Work task =>
Number of lines below with the word "content": give it and nothing more.

Data records for software interfaces

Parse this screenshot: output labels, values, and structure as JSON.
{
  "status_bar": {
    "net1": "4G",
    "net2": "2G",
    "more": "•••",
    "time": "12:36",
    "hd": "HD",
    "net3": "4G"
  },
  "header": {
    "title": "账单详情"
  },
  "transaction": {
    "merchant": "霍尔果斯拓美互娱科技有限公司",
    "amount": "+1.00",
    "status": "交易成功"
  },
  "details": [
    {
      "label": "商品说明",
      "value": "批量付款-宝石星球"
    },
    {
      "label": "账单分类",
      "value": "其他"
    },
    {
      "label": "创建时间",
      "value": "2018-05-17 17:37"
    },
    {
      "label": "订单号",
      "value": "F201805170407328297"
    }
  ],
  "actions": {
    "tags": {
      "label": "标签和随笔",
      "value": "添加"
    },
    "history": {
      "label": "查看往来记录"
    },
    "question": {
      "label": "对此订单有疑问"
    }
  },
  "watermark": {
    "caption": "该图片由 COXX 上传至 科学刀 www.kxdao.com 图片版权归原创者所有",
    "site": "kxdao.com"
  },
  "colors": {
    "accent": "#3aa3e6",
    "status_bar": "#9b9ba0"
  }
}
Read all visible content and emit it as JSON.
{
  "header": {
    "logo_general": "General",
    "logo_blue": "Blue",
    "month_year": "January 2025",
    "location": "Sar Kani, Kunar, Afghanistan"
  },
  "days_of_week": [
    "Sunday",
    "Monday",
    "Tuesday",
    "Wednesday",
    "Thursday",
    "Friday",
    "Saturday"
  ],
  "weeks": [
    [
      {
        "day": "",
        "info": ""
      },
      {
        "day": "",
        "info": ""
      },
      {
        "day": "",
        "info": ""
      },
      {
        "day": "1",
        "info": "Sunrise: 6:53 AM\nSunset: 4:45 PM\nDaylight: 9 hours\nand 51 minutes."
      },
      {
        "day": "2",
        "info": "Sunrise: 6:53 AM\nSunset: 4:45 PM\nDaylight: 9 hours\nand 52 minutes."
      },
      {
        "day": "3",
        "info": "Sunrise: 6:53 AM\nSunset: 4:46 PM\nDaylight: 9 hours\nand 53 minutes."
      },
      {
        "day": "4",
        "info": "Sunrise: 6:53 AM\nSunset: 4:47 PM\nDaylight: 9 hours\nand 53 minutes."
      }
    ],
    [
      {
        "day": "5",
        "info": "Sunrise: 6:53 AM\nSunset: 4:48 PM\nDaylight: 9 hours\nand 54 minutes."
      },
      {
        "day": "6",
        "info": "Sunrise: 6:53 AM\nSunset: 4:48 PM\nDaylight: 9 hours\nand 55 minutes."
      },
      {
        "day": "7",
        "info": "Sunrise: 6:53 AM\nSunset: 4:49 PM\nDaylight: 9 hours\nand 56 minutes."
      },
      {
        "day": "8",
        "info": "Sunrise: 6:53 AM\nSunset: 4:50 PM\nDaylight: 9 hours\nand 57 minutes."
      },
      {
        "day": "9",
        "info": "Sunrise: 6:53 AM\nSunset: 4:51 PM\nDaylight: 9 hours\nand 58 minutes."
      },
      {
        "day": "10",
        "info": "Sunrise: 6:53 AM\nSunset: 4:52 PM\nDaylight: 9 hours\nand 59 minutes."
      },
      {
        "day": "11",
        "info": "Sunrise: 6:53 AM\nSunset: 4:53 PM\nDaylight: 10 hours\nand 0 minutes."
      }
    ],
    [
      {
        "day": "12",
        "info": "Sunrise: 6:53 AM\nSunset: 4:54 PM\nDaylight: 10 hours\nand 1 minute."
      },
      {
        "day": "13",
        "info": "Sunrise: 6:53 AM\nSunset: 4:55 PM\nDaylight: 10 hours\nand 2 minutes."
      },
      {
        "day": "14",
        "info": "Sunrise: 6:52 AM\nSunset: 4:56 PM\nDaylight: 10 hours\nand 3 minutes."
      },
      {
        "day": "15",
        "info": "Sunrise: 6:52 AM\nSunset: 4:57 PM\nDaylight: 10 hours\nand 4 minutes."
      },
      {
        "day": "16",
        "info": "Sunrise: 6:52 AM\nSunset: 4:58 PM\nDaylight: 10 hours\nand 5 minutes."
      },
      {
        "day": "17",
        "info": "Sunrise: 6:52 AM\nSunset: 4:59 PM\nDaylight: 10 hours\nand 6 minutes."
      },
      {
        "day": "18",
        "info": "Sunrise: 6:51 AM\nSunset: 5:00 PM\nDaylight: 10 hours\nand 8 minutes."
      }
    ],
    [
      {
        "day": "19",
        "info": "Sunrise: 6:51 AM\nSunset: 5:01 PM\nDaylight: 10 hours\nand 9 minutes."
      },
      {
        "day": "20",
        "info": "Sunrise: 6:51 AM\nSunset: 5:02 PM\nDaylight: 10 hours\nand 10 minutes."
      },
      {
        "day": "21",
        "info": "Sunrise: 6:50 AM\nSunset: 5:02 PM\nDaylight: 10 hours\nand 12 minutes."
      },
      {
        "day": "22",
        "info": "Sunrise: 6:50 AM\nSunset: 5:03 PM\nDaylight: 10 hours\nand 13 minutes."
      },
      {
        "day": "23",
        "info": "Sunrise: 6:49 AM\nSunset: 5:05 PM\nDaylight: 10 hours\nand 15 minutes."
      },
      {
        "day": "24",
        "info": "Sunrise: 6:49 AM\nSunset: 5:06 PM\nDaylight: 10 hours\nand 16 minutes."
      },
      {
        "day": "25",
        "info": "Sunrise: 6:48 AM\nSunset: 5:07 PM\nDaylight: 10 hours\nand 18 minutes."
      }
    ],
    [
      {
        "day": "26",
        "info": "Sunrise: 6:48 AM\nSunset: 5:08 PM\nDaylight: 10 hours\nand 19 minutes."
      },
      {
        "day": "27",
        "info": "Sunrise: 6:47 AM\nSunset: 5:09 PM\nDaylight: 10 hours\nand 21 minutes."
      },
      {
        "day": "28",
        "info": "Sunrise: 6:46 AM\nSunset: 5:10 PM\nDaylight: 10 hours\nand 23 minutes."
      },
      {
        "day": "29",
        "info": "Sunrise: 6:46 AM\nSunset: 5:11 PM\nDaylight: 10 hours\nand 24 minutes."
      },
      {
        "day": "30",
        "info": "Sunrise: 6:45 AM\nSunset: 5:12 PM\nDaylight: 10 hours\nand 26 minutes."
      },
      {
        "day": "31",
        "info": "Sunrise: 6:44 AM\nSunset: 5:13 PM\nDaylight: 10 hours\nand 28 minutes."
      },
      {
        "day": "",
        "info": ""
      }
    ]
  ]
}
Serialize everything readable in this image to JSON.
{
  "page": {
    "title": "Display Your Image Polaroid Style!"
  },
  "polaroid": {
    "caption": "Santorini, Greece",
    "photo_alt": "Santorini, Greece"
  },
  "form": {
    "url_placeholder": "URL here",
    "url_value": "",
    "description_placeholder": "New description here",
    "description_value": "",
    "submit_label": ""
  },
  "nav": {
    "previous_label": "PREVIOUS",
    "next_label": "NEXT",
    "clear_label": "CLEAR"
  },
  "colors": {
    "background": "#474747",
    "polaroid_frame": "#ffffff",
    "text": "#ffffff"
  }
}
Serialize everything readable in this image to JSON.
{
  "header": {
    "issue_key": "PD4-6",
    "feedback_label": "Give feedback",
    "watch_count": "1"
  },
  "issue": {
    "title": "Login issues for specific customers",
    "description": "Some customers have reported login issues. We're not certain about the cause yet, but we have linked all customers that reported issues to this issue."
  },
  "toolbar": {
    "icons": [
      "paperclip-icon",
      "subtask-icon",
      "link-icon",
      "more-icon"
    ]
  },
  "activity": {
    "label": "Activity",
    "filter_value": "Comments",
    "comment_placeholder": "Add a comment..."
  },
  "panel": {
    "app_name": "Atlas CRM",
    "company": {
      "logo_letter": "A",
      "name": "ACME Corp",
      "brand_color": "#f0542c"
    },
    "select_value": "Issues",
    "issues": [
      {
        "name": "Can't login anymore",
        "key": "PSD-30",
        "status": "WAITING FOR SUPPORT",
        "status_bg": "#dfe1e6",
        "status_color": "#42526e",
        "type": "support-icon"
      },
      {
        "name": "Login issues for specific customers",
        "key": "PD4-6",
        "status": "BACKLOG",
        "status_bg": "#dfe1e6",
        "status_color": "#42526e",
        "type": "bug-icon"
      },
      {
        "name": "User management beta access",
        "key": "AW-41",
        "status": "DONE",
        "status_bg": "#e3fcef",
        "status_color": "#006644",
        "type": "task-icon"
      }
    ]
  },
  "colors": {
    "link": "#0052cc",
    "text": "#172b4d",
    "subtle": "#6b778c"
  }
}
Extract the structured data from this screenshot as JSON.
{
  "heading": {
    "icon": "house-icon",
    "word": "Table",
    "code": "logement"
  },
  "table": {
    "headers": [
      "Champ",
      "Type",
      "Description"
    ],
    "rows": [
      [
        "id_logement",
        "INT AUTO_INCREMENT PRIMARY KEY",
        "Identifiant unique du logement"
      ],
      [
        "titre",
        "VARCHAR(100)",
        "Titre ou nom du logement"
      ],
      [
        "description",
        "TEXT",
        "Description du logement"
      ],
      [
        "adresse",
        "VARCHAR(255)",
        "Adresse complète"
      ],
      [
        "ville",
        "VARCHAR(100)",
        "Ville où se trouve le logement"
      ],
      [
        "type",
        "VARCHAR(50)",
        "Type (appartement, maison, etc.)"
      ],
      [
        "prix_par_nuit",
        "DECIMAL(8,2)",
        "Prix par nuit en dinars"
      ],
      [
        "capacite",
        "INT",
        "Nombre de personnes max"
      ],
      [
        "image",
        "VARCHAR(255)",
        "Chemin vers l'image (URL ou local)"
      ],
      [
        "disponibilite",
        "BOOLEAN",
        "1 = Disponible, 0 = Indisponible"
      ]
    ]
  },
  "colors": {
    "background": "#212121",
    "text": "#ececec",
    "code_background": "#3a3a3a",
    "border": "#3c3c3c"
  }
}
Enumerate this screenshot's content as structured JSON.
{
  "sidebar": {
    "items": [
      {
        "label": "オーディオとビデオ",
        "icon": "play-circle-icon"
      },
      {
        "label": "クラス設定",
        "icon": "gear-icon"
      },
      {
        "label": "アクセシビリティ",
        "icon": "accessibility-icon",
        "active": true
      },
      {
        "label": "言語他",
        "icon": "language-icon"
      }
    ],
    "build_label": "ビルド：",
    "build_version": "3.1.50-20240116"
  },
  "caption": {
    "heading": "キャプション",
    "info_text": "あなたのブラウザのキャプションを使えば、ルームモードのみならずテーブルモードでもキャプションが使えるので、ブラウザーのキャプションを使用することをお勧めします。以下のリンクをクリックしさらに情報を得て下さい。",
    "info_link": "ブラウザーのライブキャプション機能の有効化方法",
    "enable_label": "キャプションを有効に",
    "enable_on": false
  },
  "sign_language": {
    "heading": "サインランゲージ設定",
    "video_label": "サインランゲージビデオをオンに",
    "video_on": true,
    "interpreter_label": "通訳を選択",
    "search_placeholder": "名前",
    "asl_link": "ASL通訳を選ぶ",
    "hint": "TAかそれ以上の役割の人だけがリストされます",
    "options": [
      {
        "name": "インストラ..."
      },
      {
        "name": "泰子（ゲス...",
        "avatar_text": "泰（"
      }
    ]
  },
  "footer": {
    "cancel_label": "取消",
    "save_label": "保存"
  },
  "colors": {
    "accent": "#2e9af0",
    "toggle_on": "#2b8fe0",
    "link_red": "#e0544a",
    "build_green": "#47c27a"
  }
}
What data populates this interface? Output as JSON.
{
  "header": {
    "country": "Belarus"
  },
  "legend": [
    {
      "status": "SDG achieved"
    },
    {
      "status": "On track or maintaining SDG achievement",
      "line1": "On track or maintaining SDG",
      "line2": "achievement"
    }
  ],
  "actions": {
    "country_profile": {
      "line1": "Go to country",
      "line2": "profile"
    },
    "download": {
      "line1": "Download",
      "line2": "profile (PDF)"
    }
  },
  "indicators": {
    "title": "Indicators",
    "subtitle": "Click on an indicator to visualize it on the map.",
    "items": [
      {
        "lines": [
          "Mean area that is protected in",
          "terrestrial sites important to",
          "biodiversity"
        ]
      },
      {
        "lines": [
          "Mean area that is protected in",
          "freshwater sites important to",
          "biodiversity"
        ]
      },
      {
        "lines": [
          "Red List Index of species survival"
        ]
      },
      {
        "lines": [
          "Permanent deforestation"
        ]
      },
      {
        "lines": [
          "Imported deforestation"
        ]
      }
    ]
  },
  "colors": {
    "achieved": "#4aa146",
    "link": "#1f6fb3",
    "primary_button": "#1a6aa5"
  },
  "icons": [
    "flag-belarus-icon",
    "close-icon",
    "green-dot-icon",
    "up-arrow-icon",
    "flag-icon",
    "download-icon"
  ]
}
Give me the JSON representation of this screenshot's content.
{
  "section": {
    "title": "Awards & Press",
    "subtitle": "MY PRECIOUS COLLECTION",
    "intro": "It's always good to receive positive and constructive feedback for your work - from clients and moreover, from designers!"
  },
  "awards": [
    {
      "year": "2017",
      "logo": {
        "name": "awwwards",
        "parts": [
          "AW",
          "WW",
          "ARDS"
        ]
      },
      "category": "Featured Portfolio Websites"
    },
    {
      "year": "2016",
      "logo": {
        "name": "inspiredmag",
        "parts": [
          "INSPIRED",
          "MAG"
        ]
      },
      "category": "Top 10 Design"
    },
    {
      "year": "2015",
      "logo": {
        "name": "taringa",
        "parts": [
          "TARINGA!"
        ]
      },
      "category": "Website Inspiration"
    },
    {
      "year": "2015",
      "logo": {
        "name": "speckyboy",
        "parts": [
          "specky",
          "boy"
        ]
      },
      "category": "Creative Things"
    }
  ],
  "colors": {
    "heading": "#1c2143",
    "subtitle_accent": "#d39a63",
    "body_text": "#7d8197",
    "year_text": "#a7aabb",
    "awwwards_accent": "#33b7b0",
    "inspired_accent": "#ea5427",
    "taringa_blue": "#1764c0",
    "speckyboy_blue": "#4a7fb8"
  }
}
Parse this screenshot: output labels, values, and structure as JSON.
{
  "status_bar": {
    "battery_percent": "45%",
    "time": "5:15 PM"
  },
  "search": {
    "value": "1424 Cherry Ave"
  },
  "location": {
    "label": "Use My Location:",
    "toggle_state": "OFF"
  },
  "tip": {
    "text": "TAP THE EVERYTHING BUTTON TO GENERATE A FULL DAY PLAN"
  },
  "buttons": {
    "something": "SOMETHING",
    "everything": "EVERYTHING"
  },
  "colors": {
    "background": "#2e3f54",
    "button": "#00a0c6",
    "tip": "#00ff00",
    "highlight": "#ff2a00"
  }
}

Written response =>
3